The 25-year-old Acura brand is in bad need of a makeover after sales in its main U.S. market have dwindled to less than 60 percent of their peak of nearly 210,000 vehicles in 2005. Last year, sales fell 7.7 percent to 123,299 vehicles, albeit partly due to supply constraints from the March 11 disasters in Japan.
With the addition of the entry-level ILX — a brand new Civic-based compact sedan — and a remodeled RDX crossover SUV to its lineup this spring, Honda said it expects a 46 percent jump in U.S. Acura sales in 2012 to 180,000 vehicles.

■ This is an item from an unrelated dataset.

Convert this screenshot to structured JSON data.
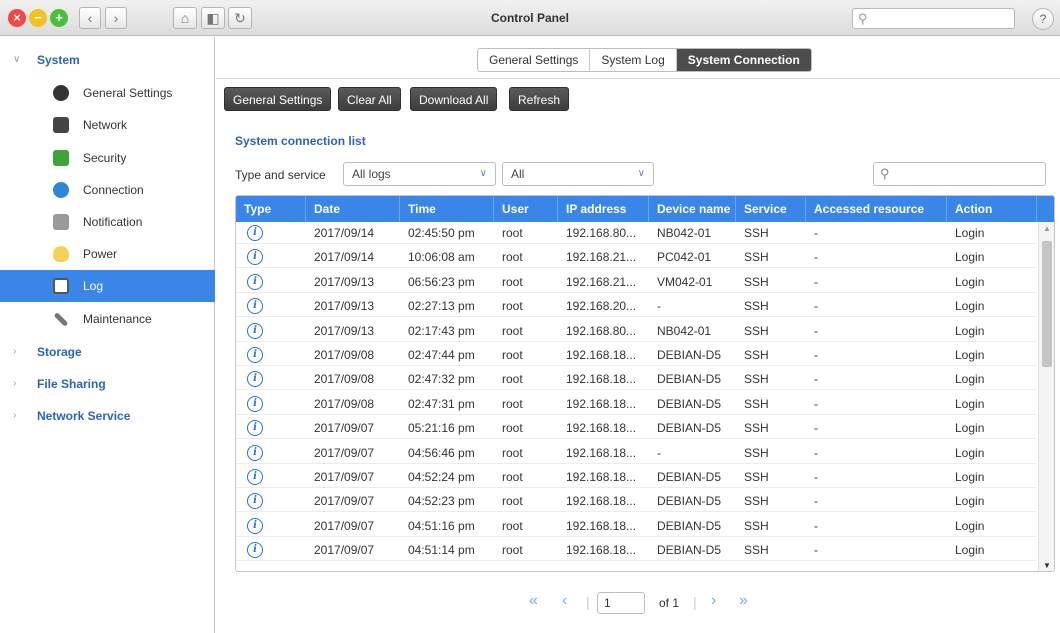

That is based on the assumption that U.S. industry sales will total 13.5 million this year — at the lower end of most forecasts.
“We’ll have the NSX at the pinnacle of the brand, while the ILX will be the gateway,” Honda North American President Tetsuo Iwamura told a small group of reporters at the auto show. “We now have a uniform design, and the technology behind the cars, and we need to make sure this brand image seeps through.”
The supercar will be the third generation of NSX, succeeding two earlier models produced between 1990 and 2005. Honda had been working on a next generation NSX with a V10 engine but dropped the plan when the financial crisis hit.
Soon after its debut in 1986, Acura became the top-selling premium nameplate in the United States by offering quality with luxury, until Toyota Motor Corp’s (7203.T) Lexus followed three years later to snatch the spot.
With other players also stepping up their game, analysts said Acura would face a tough race.
“Acura is coming into a more difficult environment,” said Guggenheim Securities analyst Matthew Stover.
“In the past, GM and Ford were pushovers (but) Acura and Infiniti are going to feel the competitive pressure of the domestic manufacturers and the global strength of the more ambitious Germans,” he added, noting that Audi was also preparing some offerings on the smaller end of the market.
Still, with ambitions of growing into a global brand, Honda said on Monday it would launch the brand — now only available in the United States and China — in the United Arab Emirates and Saudi Arabia next year and in Russia and Ukraine in 2014.
Acura’s ILX will come in three engine types, including a gasoline-electric hybrid — a first for Acura. The NSX, expected to cost more than $100,000, will be resurrected with a V6 engine and a newly developed high-performance all-wheel-drive with an electric motor-twinned dual clutch transmission.
“Like the first NSX, we will again express high performance through engineering efficiency,” said Honda Chief Executive Takanobu Ito, who led development of the first aluminum-body NSX. “In this new era, even as we focus on the fun-to-drive spirit of the NSX, I think a supercar must respond positively to environmental responsibilities.”
Honda said the NSX will be developed by a U.S.-led engineering team and reach the market by the end of 2014 in the United States. The car will be assembled at a yet-to-be-named site in Ohio and supply other markets, with parts procured locally as much as possible, executives said.
Honda also unveiled a prototype of the second-generation RDX with a new, more fuel-efficient 3.5-litre V6 engine, six-speed automatic transmission and all-wheel-drive system.
The RDX will be built at Honda’s East Liberty, Ohio, factory and the ILX at its Greensburg, Indiana, factory.
Additional reporting by Deborah Gembara; Editing by Matthew Lewis and Steve Orlofsky